In the church it is not an intentional drift, but somewhere along the way we have let the warmth of ministry and the gentle rocking of weekly gatherings with friends lull us into that state of being somewhere between spiritual awareness and sleep. For some, perhaps we have been lulled to a deep sleep.
An observation in several churches has been that in following the achievement of the initial vision or after several years of prosperous ministry in an established, a church a couple of things happen. One of the greatest detriments is the leadership not recasting the vision. Leaders should keep the vision in front of the people of their ministry or organization. Find a variety of ways to keep the vision in front of everyone who is part of the organization, including those you may not see very frequently. Not only keeping the vision in front of everyone, but keeping it fresh, finding new ways to share the vision, ways that always compel people to get out of their seats and join in the vision achievement. Keep the vision in front of the people at all times and continue to recast the vision with excitement and in ways that create excitement in the constituents of your organization (church).
Another factor is celebrating the victories. We should celebrate all the victories, large and small. Let the people know what God has accomplished through their efforts and giving. Celebrate from the pulpit and in the smallest of group settings. Celebrate through verbal communication and in print. Celebrate on your website, and through social media. Celebrate every small victory in as many venues as you can.

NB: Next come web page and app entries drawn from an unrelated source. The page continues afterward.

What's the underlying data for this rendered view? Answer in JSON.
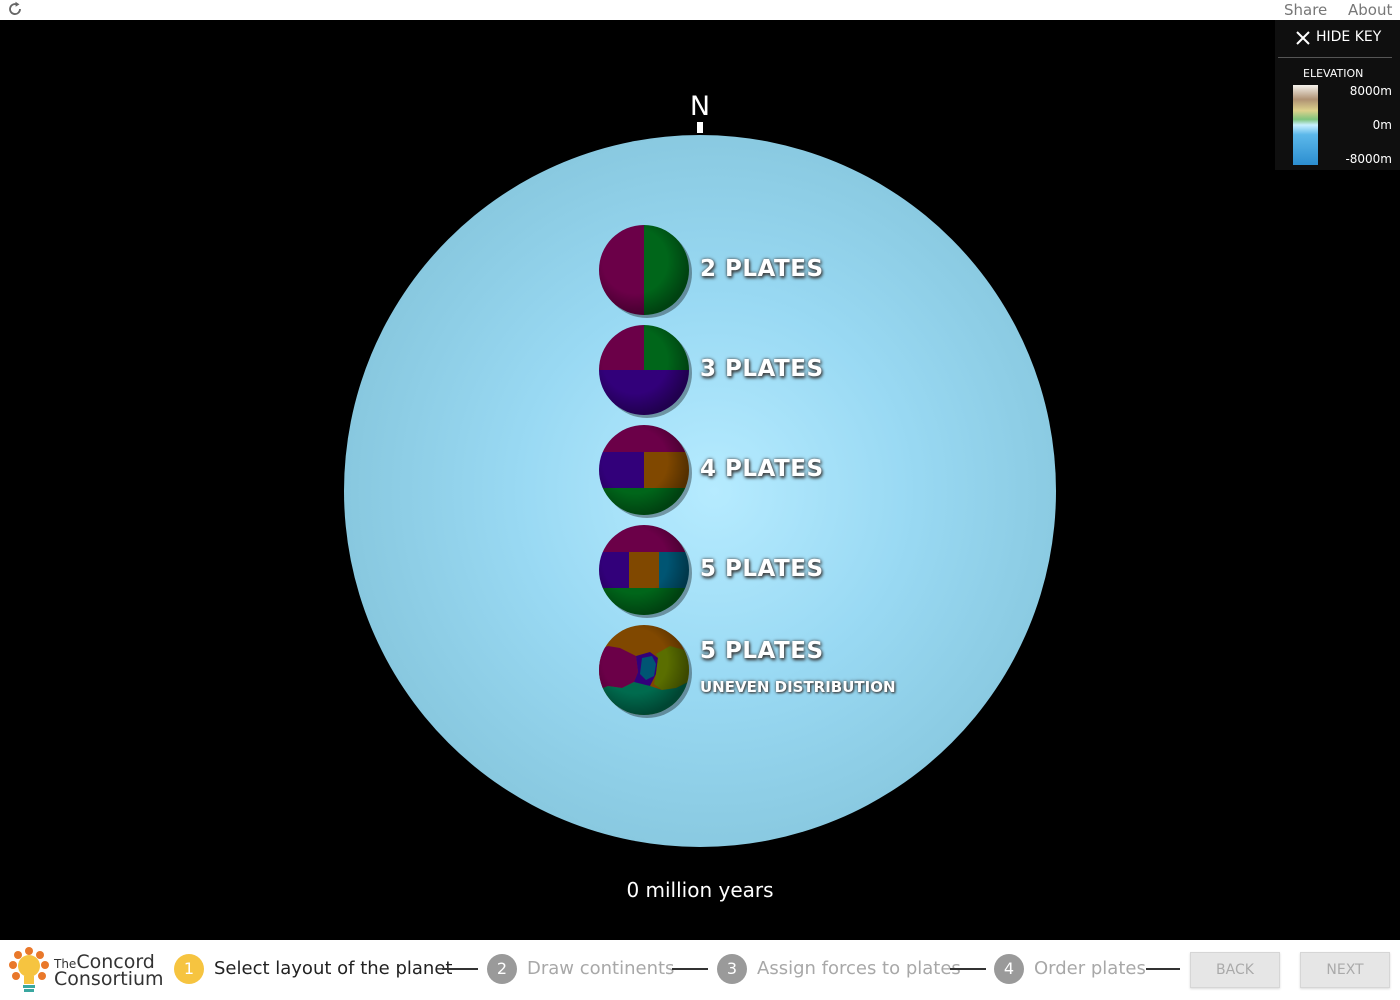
{
  "toolbar": {
    "share_label": "Share",
    "about_label": "About"
  },
  "key": {
    "hide_label": "HIDE KEY",
    "elevation_title": "ELEVATION",
    "elevation_max": "8000m",
    "elevation_mid": "0m",
    "elevation_min": "-8000m"
  },
  "compass": {
    "north_label": "N"
  },
  "plate_options": [
    {
      "label": "2 PLATES",
      "colors": [
        "#6b0048",
        "#00661a"
      ]
    },
    {
      "label": "3 PLATES",
      "colors": [
        "#6b0048",
        "#00661a",
        "#32007a"
      ]
    },
    {
      "label": "4 PLATES",
      "colors": [
        "#6b0048",
        "#32007a",
        "#804800",
        "#00661a"
      ]
    },
    {
      "label": "5 PLATES",
      "colors": [
        "#6b0048",
        "#32007a",
        "#804800",
        "#005573",
        "#00661a"
      ]
    },
    {
      "label": "5 PLATES",
      "sublabel": "UNEVEN DISTRIBUTION",
      "colors": [
        "#804800",
        "#6b0048",
        "#32007a",
        "#005573",
        "#5a6e00",
        "#006b4e"
      ]
    }
  ],
  "timeline": {
    "time_label": "0 million years"
  },
  "logo": {
    "line1_small": "The",
    "line1": "Concord",
    "line2": "Consortium"
  },
  "steps": [
    {
      "number": "1",
      "label": "Select layout of the planet",
      "active": true
    },
    {
      "number": "2",
      "label": "Draw continents",
      "active": false
    },
    {
      "number": "3",
      "label": "Assign forces to plates",
      "active": false
    },
    {
      "number": "4",
      "label": "Order plates",
      "active": false
    }
  ],
  "nav": {
    "back_label": "BACK",
    "next_label": "NEXT"
  },
  "colors": {
    "active_step": "#f6c440",
    "inactive_step": "#9a9a9a",
    "ocean": "#99d9f3"
  }
}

Don’t get drifting, lulled into a state of satisfaction and relaxation brought on by the warmth of friendships in the church and the gentle rocking of the waves of ministry. Chapter ten of Reaching the Summit: Avoiding and Reversing Decline in the Church has been said to be one of the best pieces written on vision & the church. Why not pick up a copy and read it. See what God will do in your church or your ministry organization.
“That (pastor’s personal vision retreat) was the best thing I have done in all my years of ministry.” Don Mulkey, Pastor, Colonial Woods Baptist Church, GA
Portions of this article are from Reaching the Summit:Avoiding & Reversing Decline in the Church, chapter One, Loss of Vision.